“The FOMC announcement for the June 22-23 FOMC policy meeting is expected to leave the fed funds target rate unchanged. With continued market skittishness over sovereign debt problems in Greece and other European countries, the Fed is likely to be cautious about plans for unwinding its expanded balance sheet. Fed watchers likely will focus on statement wording regarding the status of the economy-notably any signs of labor market improvement.”
But as the seemingly endless zero interest rate policy continues some at the FOMC are beginning to get antsy about the Fed potentially being behind the 8 ball as they were in 2002 and heading into the recession. Of course, I think we are looking more and more Japanese. The problems in Europe have almost certainly compounded our problems and that likely means the Fed will be even more hesitant to raise rates. A recent SF Fed paper confirms this thinking. They believe the current environment is similar to Japan:
“some worry that maintaining a large Fed balance sheet with substantial holdings of securities as assets and bank reserves as liabilities could trigger an unwelcome rise in inflation expectations and inflation. However, the doubling of the Fed’s balance sheet has had no discernible effect on long-run inflation expectations measured in the Survey of Professional Forecasters. This insensitivity of inflation to an enlarged central bank balance sheet is consistent with Japan’s decade-long spell of price deflation.”
They conclude that ZRIP is justified perhaps as far as 2012:
“Many predict that the economy will take years to return to full employment and that inflation will remain very low.

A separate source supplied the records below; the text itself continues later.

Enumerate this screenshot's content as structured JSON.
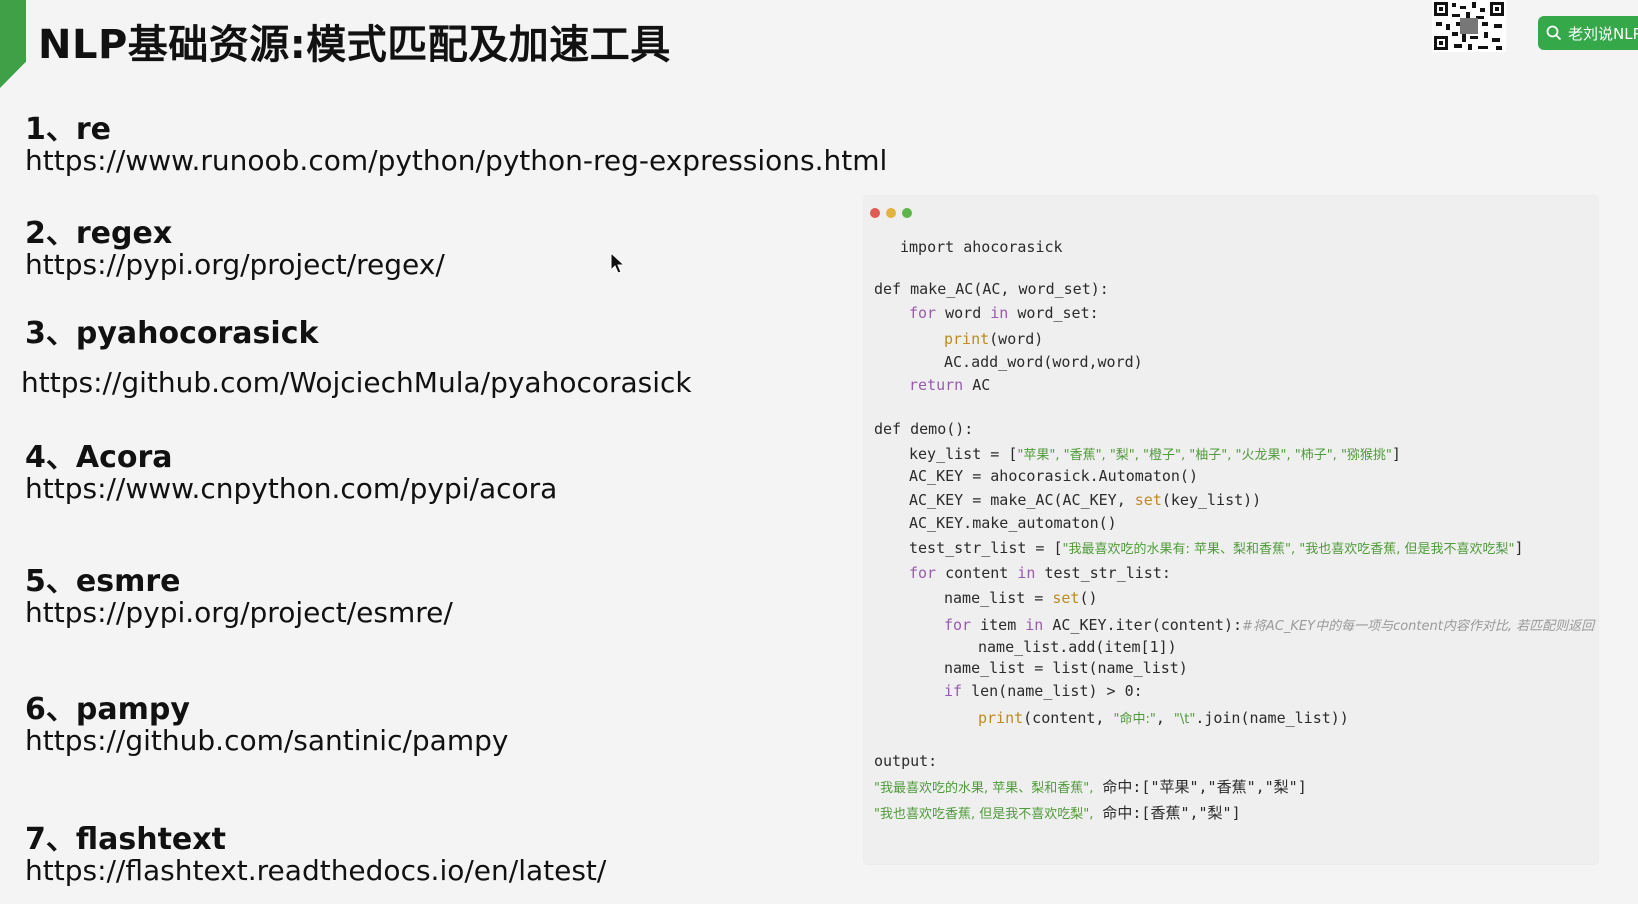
{
  "header": {
    "title": "NLP基础资源:模式匹配及加速工具",
    "brand_button": "老刘说NLP",
    "accent_color": "#3fa048"
  },
  "resources": [
    {
      "title": "1、re",
      "url": "https://www.runoob.com/python/python-reg-expressions.html"
    },
    {
      "title": "2、regex",
      "url": "https://pypi.org/project/regex/"
    },
    {
      "title": "3、pyahocorasick",
      "url": "https://github.com/WojciechMula/pyahocorasick"
    },
    {
      "title": "4、Acora",
      "url": "https://www.cnpython.com/pypi/acora"
    },
    {
      "title": "5、esmre",
      "url": "https://pypi.org/project/esmre/"
    },
    {
      "title": "6、pampy",
      "url": "https://github.com/santinic/pampy"
    },
    {
      "title": "7、flashtext",
      "url": "https://flashtext.readthedocs.io/en/latest/"
    }
  ],
  "code": {
    "window_dots": [
      "#e05b52",
      "#e2b33f",
      "#5db54b"
    ],
    "import_line": "import ahocorasick",
    "def1": "def make_AC(AC, word_set):",
    "kw_for": "for",
    "for1_a": " word ",
    "kw_in": "in",
    "for1_b": " word_set:",
    "fn_print": "print",
    "print1_arg": "(word)",
    "add_word": "AC.add_word(word,word)",
    "kw_return": "return",
    "return_val": " AC",
    "def2": "def demo():",
    "key_list_a": "key_list = [",
    "key_list_items": "\"苹果\", \"香蕉\", \"梨\", \"橙子\", \"柚子\", \"火龙果\", \"柿子\", \"猕猴挑\"",
    "key_list_b": "]",
    "ackey1": "AC_KEY = ahocorasick.Automaton()",
    "ackey2_a": "AC_KEY = make_AC(AC_KEY, ",
    "fn_set": "set",
    "ackey2_b": "(key_list))",
    "make_auto": "AC_KEY.make_automaton()",
    "test_a": "test_str_list = [",
    "test_items": "\"我最喜欢吃的水果有: 苹果、梨和香蕉\", \"我也喜欢吃香蕉, 但是我不喜欢吃梨\"",
    "test_b": "]",
    "for2_a": " content ",
    "for2_b": " test_str_list:",
    "name_list_a": "name_list = ",
    "name_list_b": "()",
    "for3_a": " item ",
    "for3_b": " AC_KEY.iter(content):",
    "for3_comment": "#将AC_KEY中的每一项与content内容作对比, 若匹配则返回",
    "name_add": "name_list.add(item[1])",
    "name_list2": "name_list = list(name_list)",
    "kw_if": "if",
    "if_cond": " len(name_list) > 0:",
    "print2_a": "(content, ",
    "print2_str1": "\"命中:\"",
    "print2_mid": ", ",
    "print2_str2": "\"\\t\"",
    "print2_b": ".join(name_list))",
    "output_label": "output:",
    "out1_str": "\"我最喜欢吃的水果, 苹果、梨和香蕉\",",
    "out1_b": " 命中:[\"苹果\",\"香蕉\",\"梨\"]",
    "out2_str": "\"我也喜欢吃香蕉, 但是我不喜欢吃梨\",",
    "out2_b": " 命中:[香蕉\",\"梨\"]"
  }
}
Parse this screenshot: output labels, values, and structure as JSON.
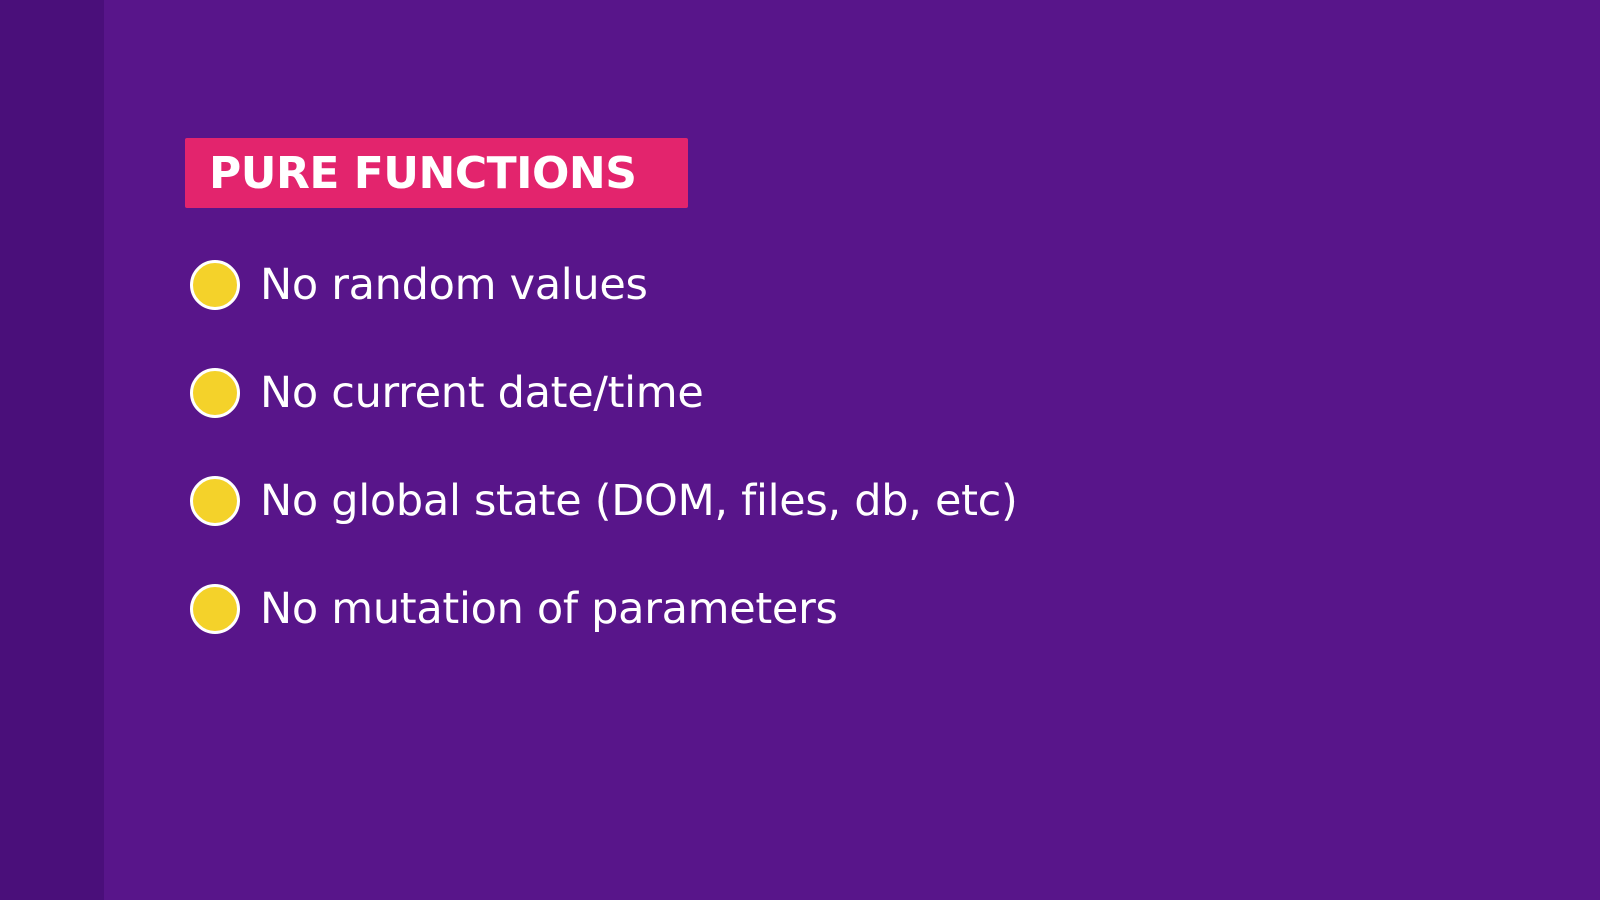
{
  "slide": {
    "title": "PURE FUNCTIONS",
    "bullets": [
      {
        "text": "No random values",
        "icon": "bullet-dot-icon"
      },
      {
        "text": "No current date/time",
        "icon": "bullet-dot-icon"
      },
      {
        "text": "No global state (DOM, files, db, etc)",
        "icon": "bullet-dot-icon"
      },
      {
        "text": "No mutation of parameters",
        "icon": "bullet-dot-icon"
      }
    ]
  },
  "colors": {
    "background": "#58158a",
    "side_strip": "#4a0f7a",
    "title_badge": "#e3246d",
    "bullet_fill": "#f4d22a",
    "bullet_border": "#ffffff",
    "text": "#ffffff"
  }
}
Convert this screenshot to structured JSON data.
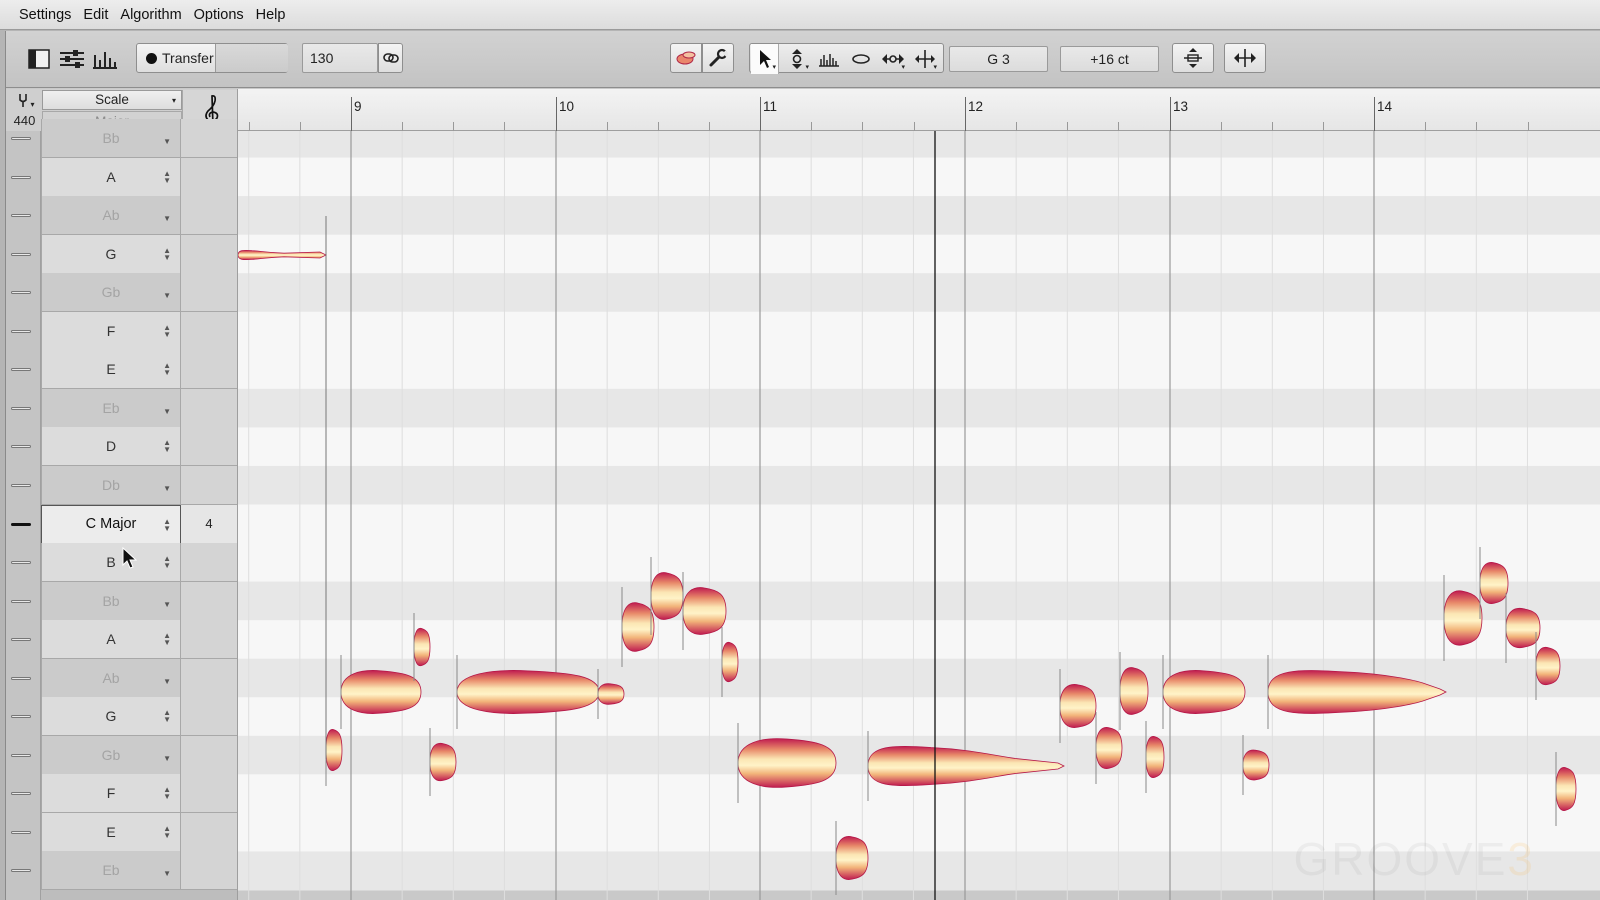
{
  "menu": [
    "Settings",
    "Edit",
    "Algorithm",
    "Options",
    "Help"
  ],
  "toolbar": {
    "transfer_label": "Transfer",
    "tempo_value": "130",
    "pitch_display": "G 3",
    "cents_display": "+16 ct",
    "tools": [
      "blob-tool-icon",
      "wrench-icon",
      "arrow-pointer-icon",
      "pitch-tool-icon",
      "formant-tool-icon",
      "amplitude-tool-icon",
      "time-tool-icon",
      "separation-tool-icon"
    ]
  },
  "header": {
    "reference_hz": "440",
    "scale_header": "Scale",
    "scale_mode": "Major"
  },
  "timeline": {
    "bars": [
      "9",
      "10",
      "11",
      "12",
      "13",
      "14"
    ]
  },
  "note_rows": [
    {
      "name": "Bb",
      "in_scale": false
    },
    {
      "name": "A",
      "in_scale": true
    },
    {
      "name": "Ab",
      "in_scale": false
    },
    {
      "name": "G",
      "in_scale": true
    },
    {
      "name": "Gb",
      "in_scale": false
    },
    {
      "name": "F",
      "in_scale": true
    },
    {
      "name": "E",
      "in_scale": true
    },
    {
      "name": "Eb",
      "in_scale": false
    },
    {
      "name": "D",
      "in_scale": true
    },
    {
      "name": "Db",
      "in_scale": false
    },
    {
      "name": "C Major",
      "in_scale": true,
      "root": true,
      "octave": "4"
    },
    {
      "name": "B",
      "in_scale": true
    },
    {
      "name": "Bb",
      "in_scale": false
    },
    {
      "name": "A",
      "in_scale": true
    },
    {
      "name": "Ab",
      "in_scale": false
    },
    {
      "name": "G",
      "in_scale": true
    },
    {
      "name": "Gb",
      "in_scale": false
    },
    {
      "name": "F",
      "in_scale": true
    },
    {
      "name": "E",
      "in_scale": true
    },
    {
      "name": "Eb",
      "in_scale": false
    }
  ],
  "colors": {
    "blob_core": "#fff3c8",
    "blob_mid": "#eeb074",
    "blob_edge": "#c01c50",
    "blob_selected": "#c0174f"
  },
  "watermark": {
    "word": "GROOVE",
    "number": "3"
  }
}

If so, it seems likely that the Fed’s exit from the current accommodative stance of monetary policy will take a significant period of time.”
The Fed is looking more and more powerless to me as we look more and more like Japan.
Mr. Roche is the Founder and Chief Investment Officer of Discipline Funds.Discipline Funds is a low fee financial advisory firm with a focus on helping people be more disciplined with their finances.
He is also the author of Pragmatic Capitalism: What Every Investor Needs to Understand About Money and Finance, Understanding the Modern Monetary System and Understanding Modern Portfolio Construction.